In prior blog posts (see here and here), I described how we have been fielding regular inquiries regarding international cannabis, both from companies inside the U.S. looking internationally and from international companies looking to the U.S. market. This post deals with taxation issues for international companies seeking to enter the U.S. market.
Tax Treaties. The first level of taxation inquiry when looking to do business in the U.S. is to determine whether your home country is one of the 68 that has a bilateral tax treaty in place with the U.S. (see here for the IRS’ definitive list). The “tax” purpose of these tax treaties is to ensure taxable income is accounted for so that it can be taxed. The “treaty” part of the tax treaties refers to the agreement between the countries that their respective taxing authorities will apply certain reduced tax rates or entirely do away with other tax rates so as to avoid double taxation, fostering a more favorable business environment between the two countries.
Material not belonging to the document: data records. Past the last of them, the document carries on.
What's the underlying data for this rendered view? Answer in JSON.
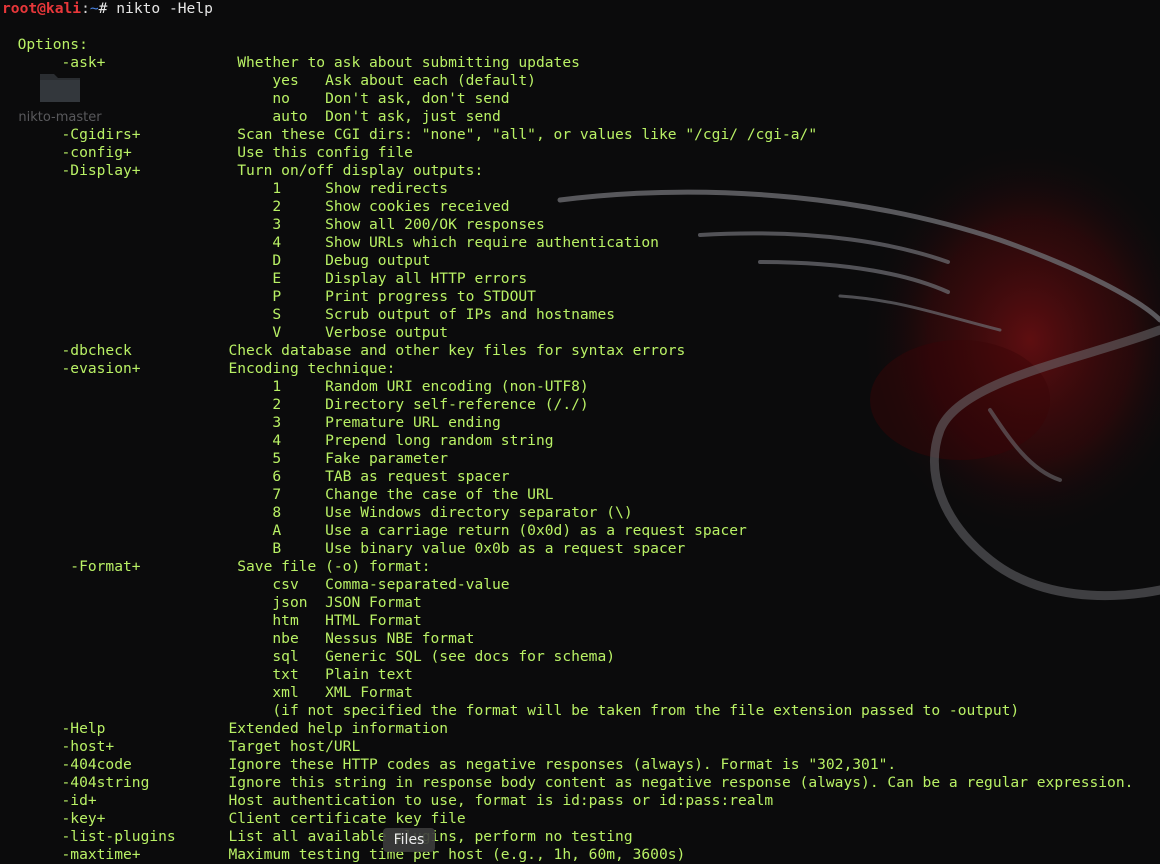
{
  "prompt": {
    "user_host": "root@kali",
    "separator": ":",
    "path": "~",
    "symbol": "# ",
    "command": "nikto -Help"
  },
  "desktop": {
    "folder_label": "nikto-master"
  },
  "dock": {
    "tooltip": "Files"
  },
  "terminal": {
    "lines": [
      {
        "text": "  Options:"
      },
      {
        "text": "       -ask+               Whether to ask about submitting updates"
      },
      {
        "text": "                               yes   Ask about each (default)"
      },
      {
        "text": "                               no    Don't ask, don't send"
      },
      {
        "text": "                               auto  Don't ask, just send"
      },
      {
        "text": "       -Cgidirs+           Scan these CGI dirs: \"none\", \"all\", or values like \"/cgi/ /cgi-a/\""
      },
      {
        "text": "       -config+            Use this config file"
      },
      {
        "text": "       -Display+           Turn on/off display outputs:"
      },
      {
        "text": "                               1     Show redirects"
      },
      {
        "text": "                               2     Show cookies received"
      },
      {
        "text": "                               3     Show all 200/OK responses"
      },
      {
        "text": "                               4     Show URLs which require authentication"
      },
      {
        "text": "                               D     Debug output"
      },
      {
        "text": "                               E     Display all HTTP errors"
      },
      {
        "text": "                               P     Print progress to STDOUT"
      },
      {
        "text": "                               S     Scrub output of IPs and hostnames"
      },
      {
        "text": "                               V     Verbose output"
      },
      {
        "text": "       -dbcheck           Check database and other key files for syntax errors"
      },
      {
        "text": "       -evasion+          Encoding technique:"
      },
      {
        "text": "                               1     Random URI encoding (non-UTF8)"
      },
      {
        "text": "                               2     Directory self-reference (/./)"
      },
      {
        "text": "                               3     Premature URL ending"
      },
      {
        "text": "                               4     Prepend long random string"
      },
      {
        "text": "                               5     Fake parameter"
      },
      {
        "text": "                               6     TAB as request spacer"
      },
      {
        "text": "                               7     Change the case of the URL"
      },
      {
        "text": "                               8     Use Windows directory separator (\\)"
      },
      {
        "text": "                               A     Use a carriage return (0x0d) as a request spacer"
      },
      {
        "text": "                               B     Use binary value 0x0b as a request spacer"
      },
      {
        "text": "        -Format+           Save file (-o) format:"
      },
      {
        "text": "                               csv   Comma-separated-value"
      },
      {
        "text": "                               json  JSON Format"
      },
      {
        "text": "                               htm   HTML Format"
      },
      {
        "text": "                               nbe   Nessus NBE format"
      },
      {
        "text": "                               sql   Generic SQL (see docs for schema)"
      },
      {
        "text": "                               txt   Plain text"
      },
      {
        "text": "                               xml   XML Format"
      },
      {
        "text": "                               (if not specified the format will be taken from the file extension passed to -output)"
      },
      {
        "text": "       -Help              Extended help information"
      },
      {
        "text": "       -host+             Target host/URL"
      },
      {
        "text": "       -404code           Ignore these HTTP codes as negative responses (always). Format is \"302,301\"."
      },
      {
        "text": "       -404string         Ignore this string in response body content as negative response (always). Can be a regular expression."
      },
      {
        "text": "       -id+               Host authentication to use, format is id:pass or id:pass:realm"
      },
      {
        "text": "       -key+              Client certificate key file"
      },
      {
        "text": "       -list-plugins      List all available plugins, perform no testing"
      },
      {
        "text": "       -maxtime+          Maximum testing time per host (e.g., 1h, 60m, 3600s)"
      }
    ]
  }
}
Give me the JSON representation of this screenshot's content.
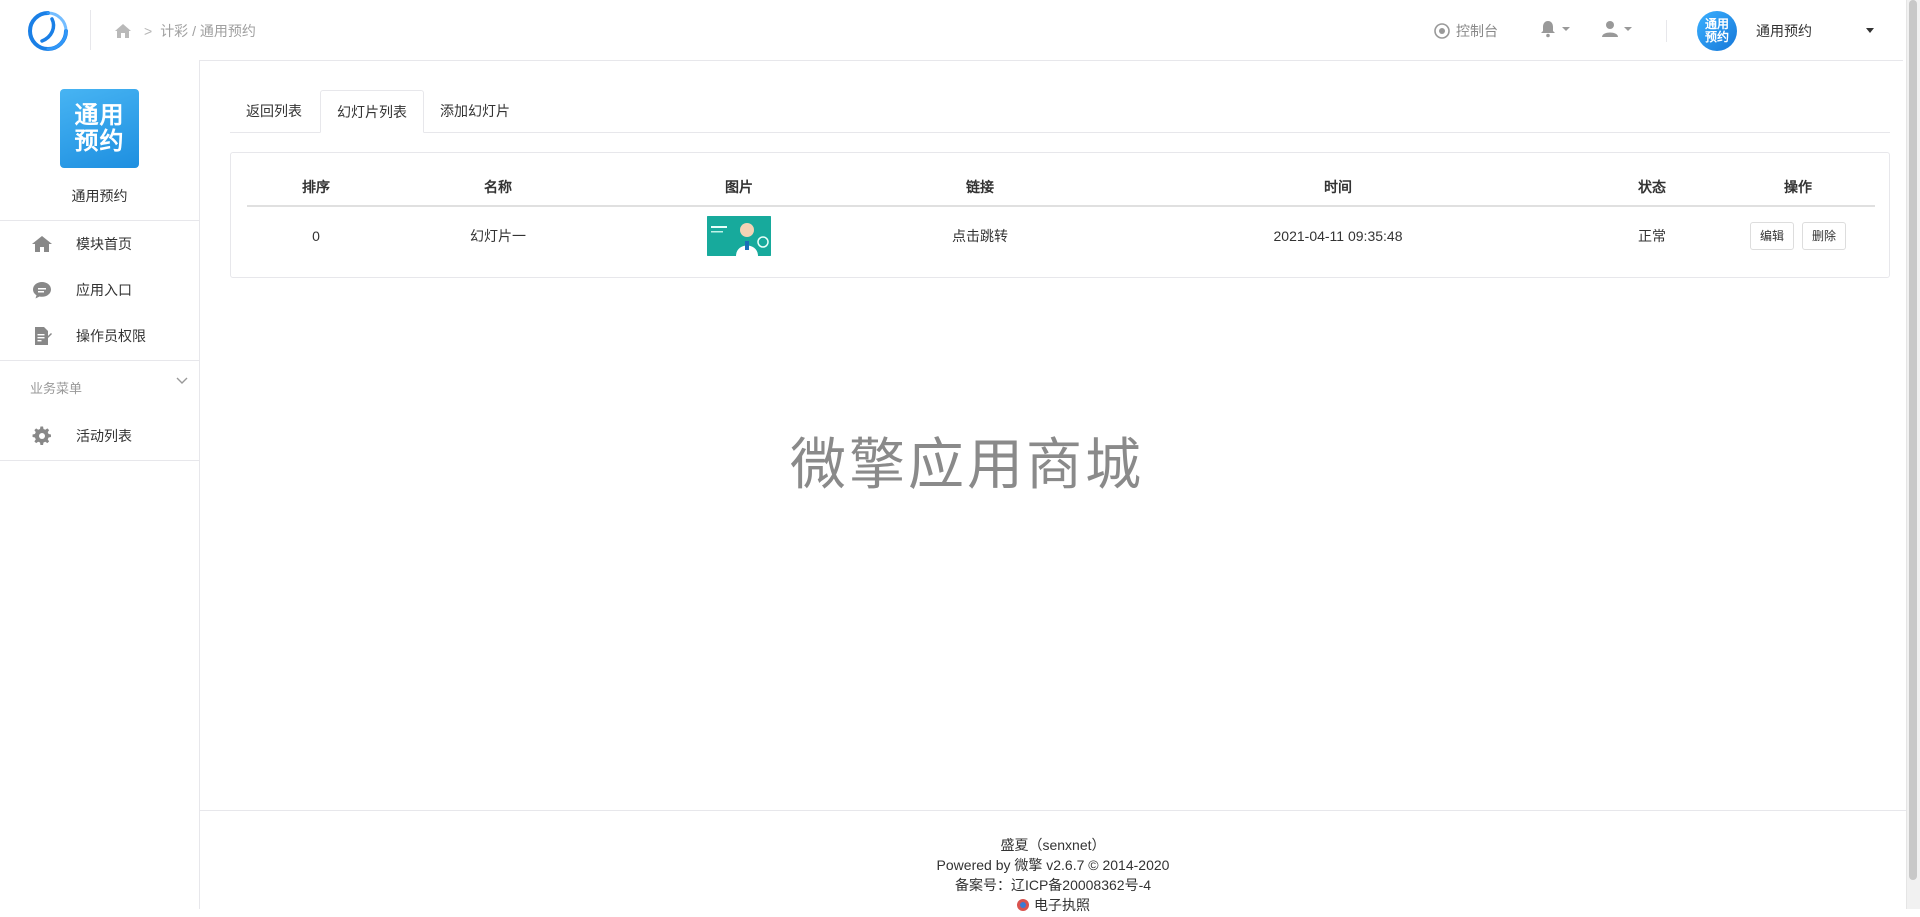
{
  "breadcrumb": {
    "path": "计彩 / 通用预约"
  },
  "topbar": {
    "console_label": "控制台",
    "account_avatar_text": "通用预约",
    "account_name": "通用预约"
  },
  "sidebar": {
    "app_logo_text": "通用预约",
    "app_name": "通用预约",
    "items": [
      {
        "label": "模块首页",
        "icon": "home-icon"
      },
      {
        "label": "应用入口",
        "icon": "chat-icon"
      },
      {
        "label": "操作员权限",
        "icon": "document-edit-icon"
      }
    ],
    "group_label": "业务菜单",
    "group_items": [
      {
        "label": "活动列表",
        "icon": "gear-icon"
      }
    ]
  },
  "tabs": [
    {
      "label": "返回列表",
      "active": false
    },
    {
      "label": "幻灯片列表",
      "active": true
    },
    {
      "label": "添加幻灯片",
      "active": false
    }
  ],
  "table": {
    "headers": [
      "排序",
      "名称",
      "图片",
      "链接",
      "时间",
      "状态",
      "操作"
    ],
    "rows": [
      {
        "order": "0",
        "name": "幻灯片一",
        "image": "thumbnail",
        "link": "点击跳转",
        "time": "2021-04-11 09:35:48",
        "status": "正常",
        "status_color": "#2ca400",
        "edit_label": "编辑",
        "delete_label": "删除"
      }
    ]
  },
  "watermark": "微擎应用商城",
  "footer": {
    "line1": "盛夏（senxnet）",
    "line2": "Powered by 微擎 v2.6.7 © 2014-2020",
    "line3": "备案号：辽ICP备20008362号-4",
    "line4": "电子执照"
  },
  "colors": {
    "accent": "#1e8fe0",
    "status_ok": "#2ca400"
  }
}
IRC Section 280E. In the U.S. where cannabis as marijuana (> 0.3% THC content) continues to be illegal at the federal level, the IRS (Internal Revenue Service) keeps an eye on